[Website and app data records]

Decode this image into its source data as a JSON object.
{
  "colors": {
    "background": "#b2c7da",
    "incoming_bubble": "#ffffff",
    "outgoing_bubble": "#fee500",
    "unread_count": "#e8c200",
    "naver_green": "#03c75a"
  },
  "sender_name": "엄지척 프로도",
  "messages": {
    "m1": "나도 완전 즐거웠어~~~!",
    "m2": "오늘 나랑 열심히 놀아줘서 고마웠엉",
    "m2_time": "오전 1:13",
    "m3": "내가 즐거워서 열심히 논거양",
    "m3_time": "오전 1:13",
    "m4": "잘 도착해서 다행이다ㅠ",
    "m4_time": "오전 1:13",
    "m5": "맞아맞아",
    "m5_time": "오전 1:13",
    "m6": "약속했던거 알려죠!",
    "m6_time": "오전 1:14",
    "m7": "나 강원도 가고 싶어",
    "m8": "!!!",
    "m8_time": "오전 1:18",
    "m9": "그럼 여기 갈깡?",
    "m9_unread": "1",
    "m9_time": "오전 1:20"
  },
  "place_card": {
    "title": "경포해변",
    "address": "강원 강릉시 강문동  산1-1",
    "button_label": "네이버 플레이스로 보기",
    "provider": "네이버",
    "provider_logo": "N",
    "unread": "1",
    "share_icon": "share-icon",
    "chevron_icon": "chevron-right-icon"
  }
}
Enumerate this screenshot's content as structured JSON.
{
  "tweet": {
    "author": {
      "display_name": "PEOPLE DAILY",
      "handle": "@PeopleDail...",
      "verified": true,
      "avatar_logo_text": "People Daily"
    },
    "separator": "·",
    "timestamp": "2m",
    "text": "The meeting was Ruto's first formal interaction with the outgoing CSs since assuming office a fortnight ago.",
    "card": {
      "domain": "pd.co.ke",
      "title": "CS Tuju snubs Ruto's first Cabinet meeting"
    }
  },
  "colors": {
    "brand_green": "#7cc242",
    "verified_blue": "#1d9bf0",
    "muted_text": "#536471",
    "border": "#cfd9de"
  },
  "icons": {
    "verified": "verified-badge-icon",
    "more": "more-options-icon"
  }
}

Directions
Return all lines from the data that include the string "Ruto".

Completed exercise
    "text": "The meeting was Ruto's first formal interaction with the outgoing CSs since assuming office a fortnight ago.",
      "title": "CS Tuju snubs Ruto's first Cabinet meeting"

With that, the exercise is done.